“I think something had to change,” she says of the current industry and labels within it. “A lot of the old ways of releasing and touring music fell in apart in that those activities that were funded, fell apart. I guess it’s interesting to see artists stepping up and taking more responsibility for the business side of a musician. You have to be more engaged with it if you want to have a career in music now.”
“Gone are the days where there’s a manager and a record label and this machine behind the artist. I think that when you get to a certain point, that happens, but certainly in your early career of being more of the fringes and independent, that isn’t going to necessarily happen.

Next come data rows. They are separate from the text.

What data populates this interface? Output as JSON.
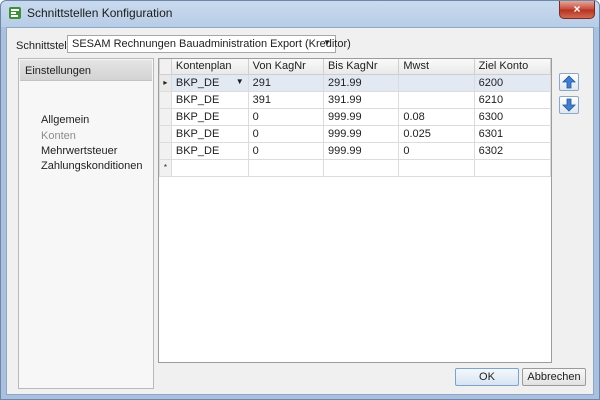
{
  "window": {
    "title": "Schnittstellen Konfiguration",
    "close_label": "×"
  },
  "schnittstelle": {
    "label": "Schnittstelle",
    "value": "SESAM Rechnungen Bauadministration Export (Kreditor)"
  },
  "left_panel": {
    "header": "Einstellungen",
    "items": [
      "Allgemein",
      "Konten",
      "Mehrwertsteuer",
      "Zahlungskonditionen"
    ],
    "selected": "Konten"
  },
  "grid": {
    "columns": [
      "Kontenplan",
      "Von KagNr",
      "Bis KagNr",
      "Mwst",
      "Ziel Konto"
    ],
    "rows": [
      [
        "BKP_DE",
        "291",
        "291.99",
        "",
        "6200"
      ],
      [
        "BKP_DE",
        "391",
        "391.99",
        "",
        "6210"
      ],
      [
        "BKP_DE",
        "0",
        "999.99",
        "0.08",
        "6300"
      ],
      [
        "BKP_DE",
        "0",
        "999.99",
        "0.025",
        "6301"
      ],
      [
        "BKP_DE",
        "0",
        "999.99",
        "0",
        "6302"
      ]
    ],
    "new_row_marker": "*",
    "focused_row_marker": "▸"
  },
  "buttons": {
    "ok": "OK",
    "cancel": "Abbrechen"
  },
  "colors": {
    "titlebar": "#b7cde6",
    "close": "#c7493a",
    "move_arrow": "#3e7fd0",
    "selection": "#e2e9f3"
  }
}
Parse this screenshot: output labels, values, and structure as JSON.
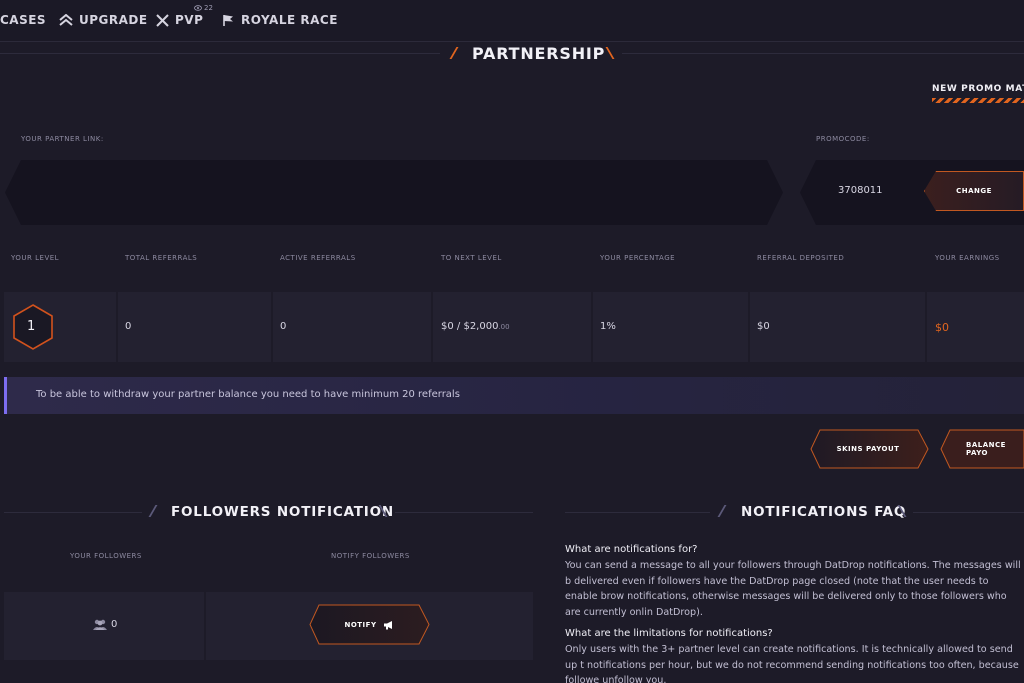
{
  "nav": {
    "items": [
      {
        "label": "CASES",
        "icon": "cases-icon"
      },
      {
        "label": "UPGRADE",
        "icon": "upgrade-chevrons-icon"
      },
      {
        "label": "PVP",
        "icon": "crossed-swords-icon"
      },
      {
        "label": "ROYALE RACE",
        "icon": "flag-icon"
      }
    ],
    "pvp_viewers": "22"
  },
  "partnership": {
    "title": "PARTNERSHIP",
    "promo_materials_label": "NEW PROMO MATE",
    "partner_link_label": "YOUR PARTNER LINK:",
    "partner_link_value": "",
    "promocode_label": "PROMOCODE:",
    "promocode_value": "3708011",
    "change_label": "CHANGE"
  },
  "stats": {
    "headers": [
      "YOUR LEVEL",
      "TOTAL REFERRALS",
      "ACTIVE REFERRALS",
      "TO NEXT LEVEL",
      "YOUR PERCENTAGE",
      "REFERRAL DEPOSITED",
      "YOUR EARNINGS"
    ],
    "level": "1",
    "total_referrals": "0",
    "active_referrals": "0",
    "to_next_level": "$0 / $2,000",
    "to_next_level_cents": ".00",
    "percentage": "1%",
    "referral_deposited": "$0",
    "earnings": "$0"
  },
  "info": {
    "withdraw_notice": "To be able to withdraw your partner balance you need to have minimum 20 referrals"
  },
  "payout": {
    "skins_label": "SKINS PAYOUT",
    "balance_label": "BALANCE PAYO"
  },
  "followers": {
    "title": "FOLLOWERS NOTIFICATION",
    "your_followers_label": "YOUR FOLLOWERS",
    "notify_followers_label": "NOTIFY FOLLOWERS",
    "count": "0",
    "notify_label": "NOTIFY"
  },
  "faq": {
    "title": "NOTIFICATIONS FAQ",
    "q1": "What are notifications for?",
    "a1": "You can send a message to all your followers through DatDrop notifications. The messages will b delivered even if followers have the DatDrop page closed (note that the user needs to enable brow notifications, otherwise messages will be delivered only to those followers who are currently onlin DatDrop).",
    "q2": "What are the limitations for notifications?",
    "a2": "Only users with the 3+ partner level can create notifications. It is technically allowed to send up t notifications per hour, but we do not recommend sending notifications too often, because followe unfollow you."
  },
  "colors": {
    "accent": "#e1651f",
    "earnings": "#e1651f",
    "info_bar_accent": "#7d6df0",
    "background": "#1d1b28"
  }
}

It’s about finding ways to make and create opportunities so you can get out and play.”
Fans of Cloher’s music can expect her to be nearing the completion of a new album this year – balancing her own music commitments with that of the label has been one she’s been working through, but it’s all going well as of now.
“It’s like a consolidating year for me on the Milk Records front,” she says. “As well as getting some new music so that I can get out and play some shows with a fresh bunch of songs! Next year Milk is going to be pretty busy, I think there is going to be new albums from all seven bands on the label.”
“We did the big Milk Records tour in March with all the bands on the label. It was a big undertaking, taking 22 people out on the road! I vowed after that, to not commit to too much more than finishing my own album and just consolidating; there are lots of things that need to go on behind the business, making sure that online stores and websites and sign up forms, all of that stuff, moves to the next level as the business grows.”
Embarking into label territory while continuing to tour and write isn’t necessarily an orthodox experience, Cloher admits. The presence of Milk Records and other similar groups of artists though, is crucial to our industry moving forward, she says.
“It’s a pretty unique experience to have as a musician, to be part of a label that isn’t a traditional label, in the sense that lots and lots of bands are signed and lots of releases go out every year. There isn’t necessarily that interpersonal relationship between the bands and the label, or even that collaboration. That doesn’t happen all the time, so it’s pretty cool to actually work together and play together, help each other out. We are actually genuinely friends and comrades.”
“I think it’s very comforting as well. When you’re out in the music world, it can be very lonely and I guess we’ve banded together in a way of feeling that unity and that support. We get a lot of bands asking us to release their music and it’s not really about that for us; we’re pretty clear that it’s more of an artist collective and I’m always like, ‘Go start your own!’ The more of these things, like Milk Records and Chapter Music and Bedroom Suck, Skinnyfish and Elefant Traks, the more of that happening in Australia just strengthens the music community. I love that idea.”
The Barunga Festival runs from June 10th through until June 12th. To find out more, head HERE.